- **What the task asks**:
The lines to be copied are those below that contain "Ethical".

Web page and app entries:
********
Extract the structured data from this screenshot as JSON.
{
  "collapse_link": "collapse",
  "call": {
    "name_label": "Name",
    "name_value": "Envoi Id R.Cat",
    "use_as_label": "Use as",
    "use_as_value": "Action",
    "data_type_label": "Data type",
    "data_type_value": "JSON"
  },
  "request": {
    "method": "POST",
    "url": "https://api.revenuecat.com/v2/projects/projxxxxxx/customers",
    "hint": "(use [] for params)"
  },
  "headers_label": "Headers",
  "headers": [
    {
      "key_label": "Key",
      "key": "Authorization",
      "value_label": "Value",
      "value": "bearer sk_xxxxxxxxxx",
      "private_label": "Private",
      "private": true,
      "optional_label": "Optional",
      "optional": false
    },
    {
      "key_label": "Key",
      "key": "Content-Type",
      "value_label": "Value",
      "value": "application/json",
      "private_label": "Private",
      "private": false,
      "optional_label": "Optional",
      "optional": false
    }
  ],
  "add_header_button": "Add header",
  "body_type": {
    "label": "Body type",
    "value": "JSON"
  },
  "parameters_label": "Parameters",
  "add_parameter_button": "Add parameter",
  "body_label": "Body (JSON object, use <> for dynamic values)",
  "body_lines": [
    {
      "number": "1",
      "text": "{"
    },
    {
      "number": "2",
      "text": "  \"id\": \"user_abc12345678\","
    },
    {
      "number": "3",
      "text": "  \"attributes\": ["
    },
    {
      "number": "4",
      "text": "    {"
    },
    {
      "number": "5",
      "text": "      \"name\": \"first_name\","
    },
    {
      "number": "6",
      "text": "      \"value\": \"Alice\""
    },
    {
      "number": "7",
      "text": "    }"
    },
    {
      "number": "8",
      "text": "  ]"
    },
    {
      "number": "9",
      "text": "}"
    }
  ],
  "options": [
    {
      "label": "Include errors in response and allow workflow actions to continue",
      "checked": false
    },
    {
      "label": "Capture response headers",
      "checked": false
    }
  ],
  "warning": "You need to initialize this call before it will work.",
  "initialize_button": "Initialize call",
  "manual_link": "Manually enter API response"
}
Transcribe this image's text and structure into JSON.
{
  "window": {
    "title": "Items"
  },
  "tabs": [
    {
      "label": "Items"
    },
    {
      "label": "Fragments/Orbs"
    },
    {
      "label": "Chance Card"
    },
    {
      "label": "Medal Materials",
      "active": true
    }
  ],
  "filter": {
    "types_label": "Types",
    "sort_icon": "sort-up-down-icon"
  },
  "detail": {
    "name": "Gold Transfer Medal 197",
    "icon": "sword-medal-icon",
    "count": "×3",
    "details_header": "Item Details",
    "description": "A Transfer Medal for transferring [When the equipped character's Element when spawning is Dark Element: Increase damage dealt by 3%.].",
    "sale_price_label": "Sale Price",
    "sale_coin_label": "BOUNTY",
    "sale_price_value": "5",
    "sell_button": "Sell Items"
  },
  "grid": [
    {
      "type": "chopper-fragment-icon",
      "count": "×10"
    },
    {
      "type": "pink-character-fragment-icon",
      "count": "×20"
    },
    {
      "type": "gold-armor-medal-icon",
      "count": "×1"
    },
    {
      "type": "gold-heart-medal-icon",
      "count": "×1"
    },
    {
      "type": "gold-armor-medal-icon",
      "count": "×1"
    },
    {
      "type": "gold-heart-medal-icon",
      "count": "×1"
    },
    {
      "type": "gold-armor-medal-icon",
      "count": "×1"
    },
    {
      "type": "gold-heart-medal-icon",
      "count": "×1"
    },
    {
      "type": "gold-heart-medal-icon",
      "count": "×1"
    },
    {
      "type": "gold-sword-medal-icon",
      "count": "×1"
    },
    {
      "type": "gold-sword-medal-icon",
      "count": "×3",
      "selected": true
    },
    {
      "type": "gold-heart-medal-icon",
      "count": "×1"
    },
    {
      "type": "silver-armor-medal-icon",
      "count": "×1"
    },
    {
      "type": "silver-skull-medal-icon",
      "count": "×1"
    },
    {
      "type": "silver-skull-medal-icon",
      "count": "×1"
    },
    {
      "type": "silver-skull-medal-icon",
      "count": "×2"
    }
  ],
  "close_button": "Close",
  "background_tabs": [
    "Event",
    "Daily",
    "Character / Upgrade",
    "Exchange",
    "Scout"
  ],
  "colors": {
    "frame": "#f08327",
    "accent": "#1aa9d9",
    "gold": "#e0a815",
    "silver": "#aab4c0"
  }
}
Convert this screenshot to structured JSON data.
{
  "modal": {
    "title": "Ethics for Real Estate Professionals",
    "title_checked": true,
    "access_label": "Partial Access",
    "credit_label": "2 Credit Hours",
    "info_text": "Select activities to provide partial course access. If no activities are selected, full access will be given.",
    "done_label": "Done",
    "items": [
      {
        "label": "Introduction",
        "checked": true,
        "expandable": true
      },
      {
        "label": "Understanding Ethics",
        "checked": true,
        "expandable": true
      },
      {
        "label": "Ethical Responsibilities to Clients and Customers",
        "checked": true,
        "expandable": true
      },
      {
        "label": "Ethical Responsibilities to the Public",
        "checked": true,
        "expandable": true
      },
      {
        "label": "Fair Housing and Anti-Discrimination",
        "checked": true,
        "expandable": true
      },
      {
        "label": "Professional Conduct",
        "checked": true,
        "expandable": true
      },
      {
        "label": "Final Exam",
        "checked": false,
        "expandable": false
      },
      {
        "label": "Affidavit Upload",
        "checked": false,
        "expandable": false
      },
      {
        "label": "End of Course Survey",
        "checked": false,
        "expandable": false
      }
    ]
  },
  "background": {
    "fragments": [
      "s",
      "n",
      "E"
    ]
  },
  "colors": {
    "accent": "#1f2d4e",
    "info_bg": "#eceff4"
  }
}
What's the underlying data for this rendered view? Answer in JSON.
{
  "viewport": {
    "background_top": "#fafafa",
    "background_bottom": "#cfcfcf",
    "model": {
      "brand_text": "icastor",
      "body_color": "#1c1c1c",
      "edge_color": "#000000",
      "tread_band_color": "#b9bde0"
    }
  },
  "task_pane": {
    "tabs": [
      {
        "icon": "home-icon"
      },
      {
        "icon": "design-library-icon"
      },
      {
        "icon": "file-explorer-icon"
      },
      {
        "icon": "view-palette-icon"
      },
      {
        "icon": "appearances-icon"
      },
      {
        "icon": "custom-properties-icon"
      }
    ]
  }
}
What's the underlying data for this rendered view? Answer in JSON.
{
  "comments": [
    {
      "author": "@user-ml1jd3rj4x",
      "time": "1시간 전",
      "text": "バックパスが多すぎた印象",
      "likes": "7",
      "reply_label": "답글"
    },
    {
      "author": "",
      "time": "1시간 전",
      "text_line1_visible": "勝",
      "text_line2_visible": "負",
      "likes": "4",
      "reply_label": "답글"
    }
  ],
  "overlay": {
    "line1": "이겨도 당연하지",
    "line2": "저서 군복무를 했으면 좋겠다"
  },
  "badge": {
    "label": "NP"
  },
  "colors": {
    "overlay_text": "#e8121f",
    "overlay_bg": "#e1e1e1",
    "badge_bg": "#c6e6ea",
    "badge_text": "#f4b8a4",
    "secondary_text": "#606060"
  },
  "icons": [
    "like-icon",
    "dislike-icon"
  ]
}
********
- **Output for this task**:
        "label": "Ethical Responsibilities to Clients and Customers",
        "label": "Ethical Responsibilities to the Public",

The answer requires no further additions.